## Supplied records
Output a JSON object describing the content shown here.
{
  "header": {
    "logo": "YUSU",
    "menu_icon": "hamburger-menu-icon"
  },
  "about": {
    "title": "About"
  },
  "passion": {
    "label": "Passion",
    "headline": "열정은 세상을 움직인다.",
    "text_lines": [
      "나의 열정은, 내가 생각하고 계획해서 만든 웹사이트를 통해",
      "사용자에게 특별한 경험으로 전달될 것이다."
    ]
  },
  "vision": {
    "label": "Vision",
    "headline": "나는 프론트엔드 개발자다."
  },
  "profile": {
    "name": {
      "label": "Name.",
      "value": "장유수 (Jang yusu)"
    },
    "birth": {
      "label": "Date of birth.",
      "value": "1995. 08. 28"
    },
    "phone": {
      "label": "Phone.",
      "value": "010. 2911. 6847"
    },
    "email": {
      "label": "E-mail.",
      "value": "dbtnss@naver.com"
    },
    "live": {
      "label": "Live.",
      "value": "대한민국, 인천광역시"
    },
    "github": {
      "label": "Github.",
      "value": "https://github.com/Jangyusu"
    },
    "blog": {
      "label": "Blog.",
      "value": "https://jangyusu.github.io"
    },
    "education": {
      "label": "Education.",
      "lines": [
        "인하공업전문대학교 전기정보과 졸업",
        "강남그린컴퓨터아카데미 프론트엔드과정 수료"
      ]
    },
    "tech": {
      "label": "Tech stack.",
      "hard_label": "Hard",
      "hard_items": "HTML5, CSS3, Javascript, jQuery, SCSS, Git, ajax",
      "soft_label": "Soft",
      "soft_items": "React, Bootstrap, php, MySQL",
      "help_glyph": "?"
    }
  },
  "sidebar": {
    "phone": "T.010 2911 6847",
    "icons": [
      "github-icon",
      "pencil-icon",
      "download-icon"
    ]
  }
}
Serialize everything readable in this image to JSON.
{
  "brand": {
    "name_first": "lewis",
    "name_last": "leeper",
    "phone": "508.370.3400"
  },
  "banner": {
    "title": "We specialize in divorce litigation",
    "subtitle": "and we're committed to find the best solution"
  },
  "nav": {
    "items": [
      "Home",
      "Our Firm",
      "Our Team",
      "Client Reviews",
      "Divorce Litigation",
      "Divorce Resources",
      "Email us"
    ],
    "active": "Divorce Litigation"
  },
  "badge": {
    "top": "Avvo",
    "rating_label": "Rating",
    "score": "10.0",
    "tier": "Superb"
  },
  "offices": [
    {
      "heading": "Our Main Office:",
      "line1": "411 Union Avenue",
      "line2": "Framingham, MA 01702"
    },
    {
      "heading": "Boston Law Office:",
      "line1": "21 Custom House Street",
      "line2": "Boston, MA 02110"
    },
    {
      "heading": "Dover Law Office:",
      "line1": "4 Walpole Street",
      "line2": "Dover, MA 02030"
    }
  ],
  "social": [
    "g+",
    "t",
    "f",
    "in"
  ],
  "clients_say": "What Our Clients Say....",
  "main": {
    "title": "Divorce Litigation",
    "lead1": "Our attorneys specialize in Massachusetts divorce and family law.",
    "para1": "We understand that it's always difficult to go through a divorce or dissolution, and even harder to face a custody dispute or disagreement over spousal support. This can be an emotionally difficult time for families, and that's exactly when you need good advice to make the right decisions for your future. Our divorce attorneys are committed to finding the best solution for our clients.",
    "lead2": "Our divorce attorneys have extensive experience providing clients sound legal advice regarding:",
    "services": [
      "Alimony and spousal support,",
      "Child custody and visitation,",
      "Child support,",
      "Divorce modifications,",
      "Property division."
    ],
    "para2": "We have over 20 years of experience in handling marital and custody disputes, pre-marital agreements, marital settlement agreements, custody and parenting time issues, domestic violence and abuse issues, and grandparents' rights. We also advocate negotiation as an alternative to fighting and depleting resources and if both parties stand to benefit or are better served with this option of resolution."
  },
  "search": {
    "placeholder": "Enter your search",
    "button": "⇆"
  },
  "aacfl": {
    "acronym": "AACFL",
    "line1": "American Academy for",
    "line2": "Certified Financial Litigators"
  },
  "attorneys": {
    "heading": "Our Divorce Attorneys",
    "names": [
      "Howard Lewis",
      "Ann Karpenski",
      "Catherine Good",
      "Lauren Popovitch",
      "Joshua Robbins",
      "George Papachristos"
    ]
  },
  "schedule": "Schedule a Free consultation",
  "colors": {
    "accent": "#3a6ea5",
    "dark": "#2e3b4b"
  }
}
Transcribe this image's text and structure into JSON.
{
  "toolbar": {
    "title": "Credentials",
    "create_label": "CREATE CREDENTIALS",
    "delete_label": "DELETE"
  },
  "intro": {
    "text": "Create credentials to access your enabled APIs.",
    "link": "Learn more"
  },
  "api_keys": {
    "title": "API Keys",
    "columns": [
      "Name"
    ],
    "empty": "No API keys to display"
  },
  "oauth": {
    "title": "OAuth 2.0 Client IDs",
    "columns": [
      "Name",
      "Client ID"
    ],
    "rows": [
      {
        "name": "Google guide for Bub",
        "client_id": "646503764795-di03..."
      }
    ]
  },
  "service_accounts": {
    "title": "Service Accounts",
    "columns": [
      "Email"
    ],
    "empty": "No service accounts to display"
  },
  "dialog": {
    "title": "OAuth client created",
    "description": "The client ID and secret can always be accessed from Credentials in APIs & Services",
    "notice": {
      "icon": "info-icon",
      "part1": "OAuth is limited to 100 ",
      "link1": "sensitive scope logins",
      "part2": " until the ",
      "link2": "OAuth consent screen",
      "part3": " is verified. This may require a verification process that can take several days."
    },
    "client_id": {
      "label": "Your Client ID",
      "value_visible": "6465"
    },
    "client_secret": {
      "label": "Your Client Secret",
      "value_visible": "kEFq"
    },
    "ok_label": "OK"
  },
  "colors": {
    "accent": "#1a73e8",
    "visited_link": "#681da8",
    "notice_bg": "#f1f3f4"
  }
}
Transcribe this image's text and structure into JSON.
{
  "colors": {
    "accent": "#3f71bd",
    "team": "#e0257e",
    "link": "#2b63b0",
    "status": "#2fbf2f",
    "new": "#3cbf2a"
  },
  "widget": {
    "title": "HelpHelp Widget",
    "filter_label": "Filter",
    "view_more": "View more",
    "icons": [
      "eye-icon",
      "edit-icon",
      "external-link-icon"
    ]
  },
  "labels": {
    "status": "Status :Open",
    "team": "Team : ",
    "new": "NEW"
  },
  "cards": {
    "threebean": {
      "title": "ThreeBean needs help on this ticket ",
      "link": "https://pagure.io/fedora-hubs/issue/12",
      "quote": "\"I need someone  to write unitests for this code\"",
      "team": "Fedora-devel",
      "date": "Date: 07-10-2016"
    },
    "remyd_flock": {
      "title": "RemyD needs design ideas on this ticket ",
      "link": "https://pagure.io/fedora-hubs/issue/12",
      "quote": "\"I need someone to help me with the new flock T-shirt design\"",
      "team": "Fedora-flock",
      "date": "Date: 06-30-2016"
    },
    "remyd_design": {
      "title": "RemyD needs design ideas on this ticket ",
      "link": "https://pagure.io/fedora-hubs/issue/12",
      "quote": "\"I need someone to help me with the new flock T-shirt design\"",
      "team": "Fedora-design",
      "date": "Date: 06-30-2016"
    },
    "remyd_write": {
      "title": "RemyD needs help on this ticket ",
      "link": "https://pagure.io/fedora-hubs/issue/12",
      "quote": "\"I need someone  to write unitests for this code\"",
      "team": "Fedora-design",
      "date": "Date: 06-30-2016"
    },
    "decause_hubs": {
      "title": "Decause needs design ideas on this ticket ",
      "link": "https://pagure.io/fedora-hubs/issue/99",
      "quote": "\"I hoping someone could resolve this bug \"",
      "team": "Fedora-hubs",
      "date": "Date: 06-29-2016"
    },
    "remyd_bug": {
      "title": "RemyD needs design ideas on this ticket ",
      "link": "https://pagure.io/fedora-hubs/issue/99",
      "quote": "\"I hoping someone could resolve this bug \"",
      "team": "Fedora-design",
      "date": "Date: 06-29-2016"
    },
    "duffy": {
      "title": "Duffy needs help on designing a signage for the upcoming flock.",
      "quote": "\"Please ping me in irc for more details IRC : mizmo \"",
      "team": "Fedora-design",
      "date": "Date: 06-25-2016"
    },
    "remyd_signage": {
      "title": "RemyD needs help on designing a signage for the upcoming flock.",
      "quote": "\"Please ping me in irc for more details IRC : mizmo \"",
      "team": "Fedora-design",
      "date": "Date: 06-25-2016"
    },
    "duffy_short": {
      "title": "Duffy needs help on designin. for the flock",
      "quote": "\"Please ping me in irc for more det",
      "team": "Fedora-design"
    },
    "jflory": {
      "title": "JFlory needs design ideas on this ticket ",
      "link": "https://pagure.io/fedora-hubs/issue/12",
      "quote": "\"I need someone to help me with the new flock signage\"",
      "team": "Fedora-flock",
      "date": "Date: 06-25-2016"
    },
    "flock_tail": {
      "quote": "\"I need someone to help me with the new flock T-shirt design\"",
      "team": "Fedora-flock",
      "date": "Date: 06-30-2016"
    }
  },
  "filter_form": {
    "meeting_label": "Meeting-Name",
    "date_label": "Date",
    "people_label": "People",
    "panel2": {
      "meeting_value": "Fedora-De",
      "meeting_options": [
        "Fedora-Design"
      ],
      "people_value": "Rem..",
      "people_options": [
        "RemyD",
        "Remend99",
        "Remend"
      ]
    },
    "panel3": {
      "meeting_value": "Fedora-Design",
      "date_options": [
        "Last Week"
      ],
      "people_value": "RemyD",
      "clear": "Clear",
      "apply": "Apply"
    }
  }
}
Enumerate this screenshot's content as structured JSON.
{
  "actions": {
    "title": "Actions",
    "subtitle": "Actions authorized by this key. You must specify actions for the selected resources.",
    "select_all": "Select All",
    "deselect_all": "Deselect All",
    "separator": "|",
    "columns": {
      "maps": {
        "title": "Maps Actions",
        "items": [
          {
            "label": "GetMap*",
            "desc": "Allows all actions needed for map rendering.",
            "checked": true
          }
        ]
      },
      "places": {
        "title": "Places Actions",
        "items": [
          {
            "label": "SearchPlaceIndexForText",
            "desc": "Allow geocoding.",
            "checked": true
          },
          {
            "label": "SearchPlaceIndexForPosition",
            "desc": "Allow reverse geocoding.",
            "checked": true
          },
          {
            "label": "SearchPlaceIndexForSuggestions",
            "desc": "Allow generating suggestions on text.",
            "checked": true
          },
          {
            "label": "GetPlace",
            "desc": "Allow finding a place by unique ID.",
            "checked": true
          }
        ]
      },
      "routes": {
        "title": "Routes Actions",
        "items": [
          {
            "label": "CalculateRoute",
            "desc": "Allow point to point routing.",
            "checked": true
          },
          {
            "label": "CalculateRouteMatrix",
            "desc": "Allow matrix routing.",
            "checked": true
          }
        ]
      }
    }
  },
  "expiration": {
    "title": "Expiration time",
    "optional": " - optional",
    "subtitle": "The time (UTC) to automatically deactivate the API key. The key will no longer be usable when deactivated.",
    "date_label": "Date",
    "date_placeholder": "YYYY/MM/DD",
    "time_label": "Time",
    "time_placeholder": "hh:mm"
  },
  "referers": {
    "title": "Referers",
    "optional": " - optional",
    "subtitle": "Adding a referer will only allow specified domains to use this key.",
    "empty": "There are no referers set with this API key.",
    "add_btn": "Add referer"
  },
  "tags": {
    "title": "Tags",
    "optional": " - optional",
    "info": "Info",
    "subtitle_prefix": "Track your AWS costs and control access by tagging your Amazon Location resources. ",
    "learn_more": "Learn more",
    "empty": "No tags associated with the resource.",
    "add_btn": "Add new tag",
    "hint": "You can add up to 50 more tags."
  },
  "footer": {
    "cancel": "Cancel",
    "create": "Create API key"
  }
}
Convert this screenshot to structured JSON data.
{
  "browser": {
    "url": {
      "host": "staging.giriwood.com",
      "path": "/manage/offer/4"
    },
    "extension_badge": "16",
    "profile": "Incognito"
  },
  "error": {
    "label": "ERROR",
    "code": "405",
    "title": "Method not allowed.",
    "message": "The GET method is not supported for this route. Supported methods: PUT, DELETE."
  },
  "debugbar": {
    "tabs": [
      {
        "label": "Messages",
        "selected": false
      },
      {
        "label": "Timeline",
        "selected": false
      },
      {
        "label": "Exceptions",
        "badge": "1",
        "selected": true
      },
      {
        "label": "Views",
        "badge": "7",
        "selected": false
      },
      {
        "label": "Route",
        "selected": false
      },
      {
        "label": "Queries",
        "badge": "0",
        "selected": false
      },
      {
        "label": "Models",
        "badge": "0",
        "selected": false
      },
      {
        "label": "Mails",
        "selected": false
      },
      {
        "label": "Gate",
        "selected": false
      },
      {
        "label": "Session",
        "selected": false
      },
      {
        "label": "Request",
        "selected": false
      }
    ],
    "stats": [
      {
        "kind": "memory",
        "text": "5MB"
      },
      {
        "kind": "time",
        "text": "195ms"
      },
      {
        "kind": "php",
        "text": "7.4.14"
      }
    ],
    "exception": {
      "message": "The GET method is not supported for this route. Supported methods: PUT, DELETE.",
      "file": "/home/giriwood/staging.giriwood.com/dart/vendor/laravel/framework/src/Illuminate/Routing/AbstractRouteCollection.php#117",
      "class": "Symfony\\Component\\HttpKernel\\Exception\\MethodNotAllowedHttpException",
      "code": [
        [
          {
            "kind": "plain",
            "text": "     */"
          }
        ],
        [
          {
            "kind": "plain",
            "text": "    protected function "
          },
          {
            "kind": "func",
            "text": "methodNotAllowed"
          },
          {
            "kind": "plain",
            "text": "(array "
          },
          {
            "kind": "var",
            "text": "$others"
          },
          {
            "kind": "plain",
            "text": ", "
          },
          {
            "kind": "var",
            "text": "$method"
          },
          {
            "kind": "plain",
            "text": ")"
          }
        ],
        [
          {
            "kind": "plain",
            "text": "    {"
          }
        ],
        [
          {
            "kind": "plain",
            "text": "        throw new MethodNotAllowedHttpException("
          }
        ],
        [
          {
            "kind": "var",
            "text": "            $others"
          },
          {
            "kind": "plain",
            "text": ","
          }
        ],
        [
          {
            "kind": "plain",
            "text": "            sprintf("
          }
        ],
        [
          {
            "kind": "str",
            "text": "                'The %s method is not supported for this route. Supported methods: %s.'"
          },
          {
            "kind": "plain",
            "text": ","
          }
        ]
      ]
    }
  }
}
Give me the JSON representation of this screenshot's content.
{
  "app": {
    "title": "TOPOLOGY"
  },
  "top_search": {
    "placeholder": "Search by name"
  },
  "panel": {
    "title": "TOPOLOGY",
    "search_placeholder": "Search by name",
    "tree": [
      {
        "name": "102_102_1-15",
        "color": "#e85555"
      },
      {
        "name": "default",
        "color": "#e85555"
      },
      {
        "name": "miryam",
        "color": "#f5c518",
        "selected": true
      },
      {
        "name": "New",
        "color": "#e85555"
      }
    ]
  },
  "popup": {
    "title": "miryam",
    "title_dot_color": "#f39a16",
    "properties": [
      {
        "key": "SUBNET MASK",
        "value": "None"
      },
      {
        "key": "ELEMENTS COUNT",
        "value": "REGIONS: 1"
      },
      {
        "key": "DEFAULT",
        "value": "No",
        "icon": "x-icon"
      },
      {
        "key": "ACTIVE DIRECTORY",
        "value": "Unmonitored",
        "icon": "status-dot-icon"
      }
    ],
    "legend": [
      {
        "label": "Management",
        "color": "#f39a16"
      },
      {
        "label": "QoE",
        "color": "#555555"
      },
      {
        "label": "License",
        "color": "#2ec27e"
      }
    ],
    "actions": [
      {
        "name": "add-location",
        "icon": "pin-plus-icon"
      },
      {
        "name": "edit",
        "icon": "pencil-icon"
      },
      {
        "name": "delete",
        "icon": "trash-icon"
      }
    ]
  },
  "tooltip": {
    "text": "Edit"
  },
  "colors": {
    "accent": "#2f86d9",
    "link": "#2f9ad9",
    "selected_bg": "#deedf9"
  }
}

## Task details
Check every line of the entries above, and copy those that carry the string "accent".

## Response for this exercise
    "accent": "#3a6ea5",
    "accent": "#1a73e8",
    "accent": "#3f71bd",
    "accent": "#2f86d9",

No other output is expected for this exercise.